"A tremendous book, fascinating and clear. I now know Enrico Fermi as well as anyone could today. Schwartz writes with a joy and passion for the subject and genuine interest in the man that shines through. There are great scientists working today on AI and gene-editing, exploring 'multi-verse' theories, searching for 'Goldilocks' planets, and developing new means of powering space travel. I hope they will someday have a biographer and chronicler as talented as Schwartz to tell their story."
Richard A. Clarke, author of Against All Enemies, Cyber War, and Warnings
"One of the finest biographies of the year, The Last Man Who Knew Everything combines the historic, the scientific and the personal in a deft and effortless way. Enrico Fermi was easily one of the most fascinating human beings of the 20th century, a man whose intellectual brilliance was trapped inside an all-too-human shell. The result, in David Schwartz's able interpretation, is nothing short of spellbinding."
Gary Shteyngart, author of Little Failure and Super Sad True Love Story
"In this compelling and well-researched biography, David Schwartz reveals both triumph and tragedy in the life and work of Enrico Fermi, one of the greatest and hitherto most enigmatic scientists of the 20th century."
Frank Close, professor of physics at Oxford and author of Neutrino and Half-Life
"David Schwartz has written a highly-readable account of an undervalued figure in the making of the atomic age---one that puts Enrico Fermi in the proper historical context."
Gregg Herken, author of Brotherhood of the Bomb
"Enrico Fermi was part of a great brain drain pre-WWII from Axis nations, when ideology overwhelmed the search for truth and even self-interest.
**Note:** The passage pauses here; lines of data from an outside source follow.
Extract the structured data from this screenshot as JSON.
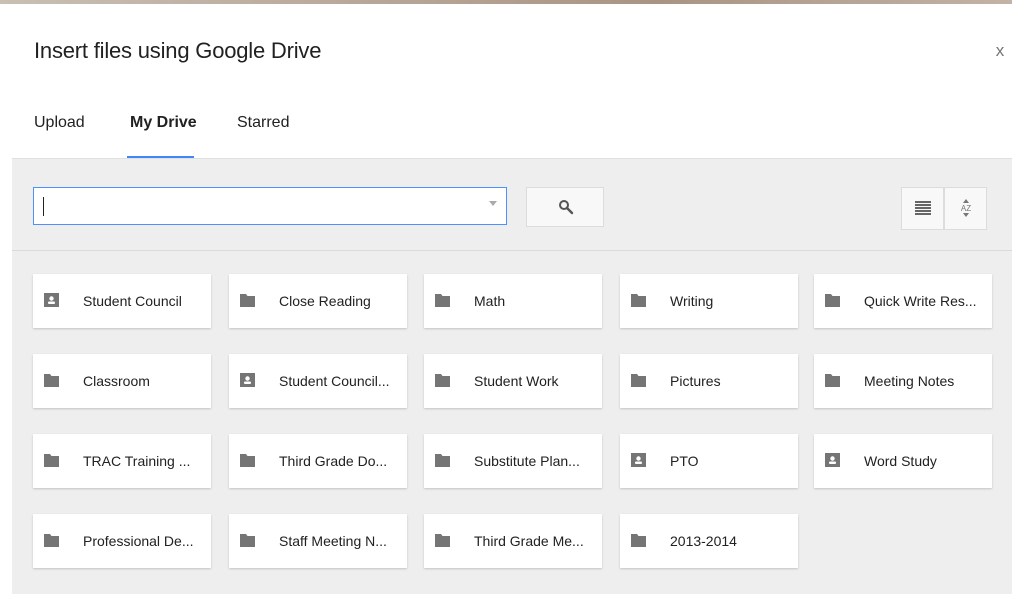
{
  "dialog": {
    "title": "Insert files using Google Drive",
    "close_label": "x"
  },
  "tabs": [
    {
      "label": "Upload",
      "active": false
    },
    {
      "label": "My Drive",
      "active": true
    },
    {
      "label": "Starred",
      "active": false
    }
  ],
  "search": {
    "value": "",
    "search_icon": "magnifier-icon"
  },
  "view_controls": {
    "list_view_icon": "list-view-icon",
    "sort_icon": "sort-az-icon",
    "sort_label": "AZ"
  },
  "folders": [
    {
      "label": "Student Council",
      "icon": "shared-folder-icon"
    },
    {
      "label": "Close Reading",
      "icon": "folder-icon"
    },
    {
      "label": "Math",
      "icon": "folder-icon"
    },
    {
      "label": "Writing",
      "icon": "folder-icon"
    },
    {
      "label": "Quick Write Res...",
      "icon": "folder-icon"
    },
    {
      "label": "Classroom",
      "icon": "folder-icon"
    },
    {
      "label": "Student Council...",
      "icon": "shared-folder-icon"
    },
    {
      "label": "Student Work",
      "icon": "folder-icon"
    },
    {
      "label": "Pictures",
      "icon": "folder-icon"
    },
    {
      "label": "Meeting Notes",
      "icon": "folder-icon"
    },
    {
      "label": "TRAC Training ...",
      "icon": "folder-icon"
    },
    {
      "label": "Third Grade Do...",
      "icon": "folder-icon"
    },
    {
      "label": "Substitute Plan...",
      "icon": "folder-icon"
    },
    {
      "label": "PTO",
      "icon": "shared-folder-icon"
    },
    {
      "label": "Word Study",
      "icon": "shared-folder-icon"
    },
    {
      "label": "Professional De...",
      "icon": "folder-icon"
    },
    {
      "label": "Staff Meeting N...",
      "icon": "folder-icon"
    },
    {
      "label": "Third Grade Me...",
      "icon": "folder-icon"
    },
    {
      "label": "2013-2014",
      "icon": "folder-icon"
    }
  ],
  "colors": {
    "accent": "#4285f4",
    "folder_icon": "#757575",
    "panel_bg": "#eeeeee"
  }
}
We don't want to happen in America. Despite what you might think from the title, The Last Man Who Knew Everything, this amazing book by David Schwartz is brimming with anecdotes in which Enrico Fermi is not the smartest guy in the room. He is focused on family, colleagues and meaning. David really puts us intimately at the table for the historic atomic revolution. This humanization of geniuses and forging public engagement in complex science is crucial today as we become ever more dependent on technological leadership. As fresh and riveting a biography as any you will find."
--- George Church, author of Regenesis
"Enrico Fermi was a singular figure of modern science, and David Schwartz has written a singular biography. His book is unusually adept and nuanced in its appreciation and explanation of both the scientific and humanistic aspects of its subject. It is also a joy to read, as Schwartz has a beautiful authorial voice that is perfectly appropriate for his subject matter: appreciative and sympathetic, without falling into the hyperbolic or uncritical. It is a rare book that will please both the experts and the novices, but I think this is such a rare book."
--- Alex Wellerstein, assistant professor at the Stevens Institute of Technology and author of Restricted Data: The Nuclear Secrecy Blog